If you live in a locale with no or low income taxes or you purchased a major item (such as a car or boat) in 2016, you might save more tax by deducting state and local sales taxes in lieu of state and local income taxes. Learn more about how this tax break works and whether it can benefit you in this blog post.
Do you start thinking about filing your tax return when it gets close to the April deadline? You might even want to file for an extension so you don’t have to send your return in until October. But filing early can help protect you from tax identity theft, a growing scam in which thieves file bogus returns using victims’ Social Security numbers. Learn more in this blog post.

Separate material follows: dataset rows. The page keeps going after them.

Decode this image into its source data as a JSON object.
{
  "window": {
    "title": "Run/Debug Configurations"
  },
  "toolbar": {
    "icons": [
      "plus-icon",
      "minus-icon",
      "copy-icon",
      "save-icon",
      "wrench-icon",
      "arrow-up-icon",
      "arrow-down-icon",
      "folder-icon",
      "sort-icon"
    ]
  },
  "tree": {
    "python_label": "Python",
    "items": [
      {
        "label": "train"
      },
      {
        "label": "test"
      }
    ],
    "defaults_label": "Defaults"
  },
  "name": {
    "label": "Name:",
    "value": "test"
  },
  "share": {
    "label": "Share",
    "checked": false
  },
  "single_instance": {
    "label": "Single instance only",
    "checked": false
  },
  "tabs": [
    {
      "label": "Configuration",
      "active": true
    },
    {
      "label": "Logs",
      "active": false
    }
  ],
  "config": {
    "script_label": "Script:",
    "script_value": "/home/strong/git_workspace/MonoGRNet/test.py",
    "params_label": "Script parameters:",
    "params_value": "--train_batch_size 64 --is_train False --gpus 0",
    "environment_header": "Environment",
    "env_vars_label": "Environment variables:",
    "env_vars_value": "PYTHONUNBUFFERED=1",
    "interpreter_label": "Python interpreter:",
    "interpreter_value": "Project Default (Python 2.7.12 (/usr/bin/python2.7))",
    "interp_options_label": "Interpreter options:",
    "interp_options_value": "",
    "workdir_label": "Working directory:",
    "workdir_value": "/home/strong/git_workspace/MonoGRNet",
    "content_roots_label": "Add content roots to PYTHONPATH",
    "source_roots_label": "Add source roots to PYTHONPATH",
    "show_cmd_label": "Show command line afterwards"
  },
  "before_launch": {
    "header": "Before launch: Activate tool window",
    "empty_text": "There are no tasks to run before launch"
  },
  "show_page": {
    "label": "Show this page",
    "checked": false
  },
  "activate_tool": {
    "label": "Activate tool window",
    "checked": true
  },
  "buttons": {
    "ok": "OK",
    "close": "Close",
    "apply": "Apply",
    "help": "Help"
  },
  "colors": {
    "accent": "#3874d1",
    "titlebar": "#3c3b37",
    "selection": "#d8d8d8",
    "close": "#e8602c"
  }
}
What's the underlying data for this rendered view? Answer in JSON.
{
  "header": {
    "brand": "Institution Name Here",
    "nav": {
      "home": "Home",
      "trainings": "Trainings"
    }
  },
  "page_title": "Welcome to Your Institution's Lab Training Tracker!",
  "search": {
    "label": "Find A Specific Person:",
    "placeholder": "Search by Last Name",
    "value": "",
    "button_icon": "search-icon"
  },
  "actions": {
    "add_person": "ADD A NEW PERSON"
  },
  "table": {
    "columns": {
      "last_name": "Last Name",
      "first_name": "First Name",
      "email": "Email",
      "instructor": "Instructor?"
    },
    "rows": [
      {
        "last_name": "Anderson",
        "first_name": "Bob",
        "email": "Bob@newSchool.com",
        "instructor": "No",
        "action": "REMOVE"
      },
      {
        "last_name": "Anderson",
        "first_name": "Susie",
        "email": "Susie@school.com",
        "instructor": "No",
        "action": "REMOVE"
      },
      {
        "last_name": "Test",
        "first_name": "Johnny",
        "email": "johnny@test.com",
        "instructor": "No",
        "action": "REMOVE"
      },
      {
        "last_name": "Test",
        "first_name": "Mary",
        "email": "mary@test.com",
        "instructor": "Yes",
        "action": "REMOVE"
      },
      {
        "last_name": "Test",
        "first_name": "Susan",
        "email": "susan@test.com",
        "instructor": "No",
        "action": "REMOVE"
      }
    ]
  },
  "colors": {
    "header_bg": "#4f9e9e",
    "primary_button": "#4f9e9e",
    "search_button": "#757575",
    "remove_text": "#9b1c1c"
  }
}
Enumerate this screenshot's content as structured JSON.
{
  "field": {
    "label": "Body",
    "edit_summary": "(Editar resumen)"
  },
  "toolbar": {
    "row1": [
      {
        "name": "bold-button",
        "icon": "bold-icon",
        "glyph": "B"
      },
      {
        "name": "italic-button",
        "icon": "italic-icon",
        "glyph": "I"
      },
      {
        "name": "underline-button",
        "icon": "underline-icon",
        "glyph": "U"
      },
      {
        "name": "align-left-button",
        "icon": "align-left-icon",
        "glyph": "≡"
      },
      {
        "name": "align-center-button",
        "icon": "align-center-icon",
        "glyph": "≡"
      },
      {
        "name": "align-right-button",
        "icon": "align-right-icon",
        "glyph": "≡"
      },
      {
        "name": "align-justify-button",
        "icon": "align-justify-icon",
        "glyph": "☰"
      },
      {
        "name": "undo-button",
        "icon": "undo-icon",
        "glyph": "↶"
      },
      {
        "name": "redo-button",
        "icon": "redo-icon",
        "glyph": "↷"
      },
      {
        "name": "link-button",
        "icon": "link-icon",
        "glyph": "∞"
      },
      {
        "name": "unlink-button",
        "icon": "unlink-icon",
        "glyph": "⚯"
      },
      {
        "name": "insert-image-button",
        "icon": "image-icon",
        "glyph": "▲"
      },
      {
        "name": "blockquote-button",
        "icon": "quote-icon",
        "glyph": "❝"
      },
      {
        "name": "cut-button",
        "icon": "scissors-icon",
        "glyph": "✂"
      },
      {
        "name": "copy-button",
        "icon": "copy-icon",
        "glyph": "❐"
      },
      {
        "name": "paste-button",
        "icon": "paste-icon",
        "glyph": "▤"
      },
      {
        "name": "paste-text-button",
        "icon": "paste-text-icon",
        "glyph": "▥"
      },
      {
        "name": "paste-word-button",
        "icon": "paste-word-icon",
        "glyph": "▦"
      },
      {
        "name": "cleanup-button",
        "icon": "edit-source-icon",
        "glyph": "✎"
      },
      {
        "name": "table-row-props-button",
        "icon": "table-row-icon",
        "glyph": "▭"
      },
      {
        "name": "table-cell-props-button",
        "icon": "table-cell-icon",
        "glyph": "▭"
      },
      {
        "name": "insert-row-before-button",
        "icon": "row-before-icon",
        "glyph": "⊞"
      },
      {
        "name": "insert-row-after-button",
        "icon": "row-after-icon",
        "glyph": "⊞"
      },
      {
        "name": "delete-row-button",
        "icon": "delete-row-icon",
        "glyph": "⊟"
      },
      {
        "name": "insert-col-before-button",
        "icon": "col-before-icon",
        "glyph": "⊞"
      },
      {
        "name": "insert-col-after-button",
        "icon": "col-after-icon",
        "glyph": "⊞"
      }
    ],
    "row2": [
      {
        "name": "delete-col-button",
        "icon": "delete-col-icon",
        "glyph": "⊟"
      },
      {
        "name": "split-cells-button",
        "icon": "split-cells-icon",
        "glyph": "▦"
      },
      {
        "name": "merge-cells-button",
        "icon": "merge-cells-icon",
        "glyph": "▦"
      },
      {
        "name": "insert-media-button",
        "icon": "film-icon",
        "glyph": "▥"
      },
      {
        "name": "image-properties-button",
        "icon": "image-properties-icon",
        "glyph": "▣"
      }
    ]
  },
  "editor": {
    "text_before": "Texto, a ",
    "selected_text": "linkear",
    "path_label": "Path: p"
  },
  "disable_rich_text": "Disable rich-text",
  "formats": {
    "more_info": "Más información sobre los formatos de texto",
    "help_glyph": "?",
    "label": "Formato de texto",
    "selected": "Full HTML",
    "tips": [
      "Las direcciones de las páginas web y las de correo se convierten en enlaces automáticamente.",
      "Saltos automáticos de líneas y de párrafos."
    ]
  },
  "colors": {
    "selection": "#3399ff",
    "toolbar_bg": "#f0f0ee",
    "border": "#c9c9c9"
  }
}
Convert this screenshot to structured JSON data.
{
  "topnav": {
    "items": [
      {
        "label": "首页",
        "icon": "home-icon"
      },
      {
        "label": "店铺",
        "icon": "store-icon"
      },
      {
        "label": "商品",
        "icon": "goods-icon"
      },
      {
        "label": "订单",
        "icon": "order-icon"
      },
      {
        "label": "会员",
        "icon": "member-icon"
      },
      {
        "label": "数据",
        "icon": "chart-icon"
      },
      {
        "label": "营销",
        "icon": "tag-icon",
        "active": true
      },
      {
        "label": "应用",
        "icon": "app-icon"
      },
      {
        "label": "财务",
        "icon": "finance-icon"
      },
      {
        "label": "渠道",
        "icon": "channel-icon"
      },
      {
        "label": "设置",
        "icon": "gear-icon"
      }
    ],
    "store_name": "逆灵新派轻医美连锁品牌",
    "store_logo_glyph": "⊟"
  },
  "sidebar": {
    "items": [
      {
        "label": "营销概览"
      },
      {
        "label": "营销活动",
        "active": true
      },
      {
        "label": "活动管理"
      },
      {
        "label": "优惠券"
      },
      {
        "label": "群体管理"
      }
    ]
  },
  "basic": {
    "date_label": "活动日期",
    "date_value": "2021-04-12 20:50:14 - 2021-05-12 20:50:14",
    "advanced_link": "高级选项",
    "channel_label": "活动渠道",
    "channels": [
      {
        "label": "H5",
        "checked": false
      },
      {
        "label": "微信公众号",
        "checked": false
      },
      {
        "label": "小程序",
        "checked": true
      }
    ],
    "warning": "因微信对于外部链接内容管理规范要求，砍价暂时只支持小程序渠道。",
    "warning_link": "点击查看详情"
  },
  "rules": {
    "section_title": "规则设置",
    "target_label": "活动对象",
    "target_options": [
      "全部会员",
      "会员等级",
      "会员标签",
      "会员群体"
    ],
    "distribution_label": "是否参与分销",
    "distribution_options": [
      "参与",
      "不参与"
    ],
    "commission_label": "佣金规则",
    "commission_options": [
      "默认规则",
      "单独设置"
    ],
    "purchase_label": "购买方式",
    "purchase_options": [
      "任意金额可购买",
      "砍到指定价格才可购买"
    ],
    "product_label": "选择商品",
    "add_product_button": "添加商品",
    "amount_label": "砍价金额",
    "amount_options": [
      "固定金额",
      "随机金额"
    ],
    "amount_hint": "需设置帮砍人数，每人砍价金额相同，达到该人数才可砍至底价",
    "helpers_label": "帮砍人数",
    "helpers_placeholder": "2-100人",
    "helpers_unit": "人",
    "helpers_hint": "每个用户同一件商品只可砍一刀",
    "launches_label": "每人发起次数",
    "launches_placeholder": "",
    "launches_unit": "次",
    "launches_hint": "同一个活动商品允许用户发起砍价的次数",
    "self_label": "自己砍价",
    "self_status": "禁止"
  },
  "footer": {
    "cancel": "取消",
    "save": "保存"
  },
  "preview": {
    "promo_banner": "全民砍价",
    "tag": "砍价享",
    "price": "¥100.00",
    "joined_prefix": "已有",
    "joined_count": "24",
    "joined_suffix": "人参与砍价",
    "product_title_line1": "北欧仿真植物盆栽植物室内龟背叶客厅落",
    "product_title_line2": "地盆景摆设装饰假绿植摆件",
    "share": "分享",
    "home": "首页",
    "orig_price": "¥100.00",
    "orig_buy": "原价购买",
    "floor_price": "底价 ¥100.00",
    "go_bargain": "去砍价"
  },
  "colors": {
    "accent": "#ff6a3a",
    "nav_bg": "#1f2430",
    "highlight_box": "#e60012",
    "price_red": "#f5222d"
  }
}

Retirement plan contribution limits are indexed for inflation, but with inflation remaining low, most of the limits remain unchanged for 2017. If you aren't maxing out your contributions already, though, you still have the opportunity to save more in 2017. Learn more in this blog post.
The 21st Century Cures Act, signed into law on December 13, 2016, includes good news for small businesses that have been prohibited in recent years from providing their employees with HRAs. Specifically, beginning January 1, 2017, qualified small employers can use HRAs to reimburse employees who purchase individual insurance coverage, rather than providing employees with costly group health plans. This article explains why small employers were unable to offer “standalone” HRAs to employees and details the new QSEHRAs.
If you don’t make a 2016 Coverdell Education Savings Account (ESA) contribution by December 31, the opportunity will be lost forever. Contributions aren’t deductible, but ESAs can grow tax-deferred and withdrawals used for qualified education expenses (not just for college, but also for elementary and secondary school) are tax-free. Learn more about the rules surrounding ESA contributions and how they can help you save for education in our latest blog post.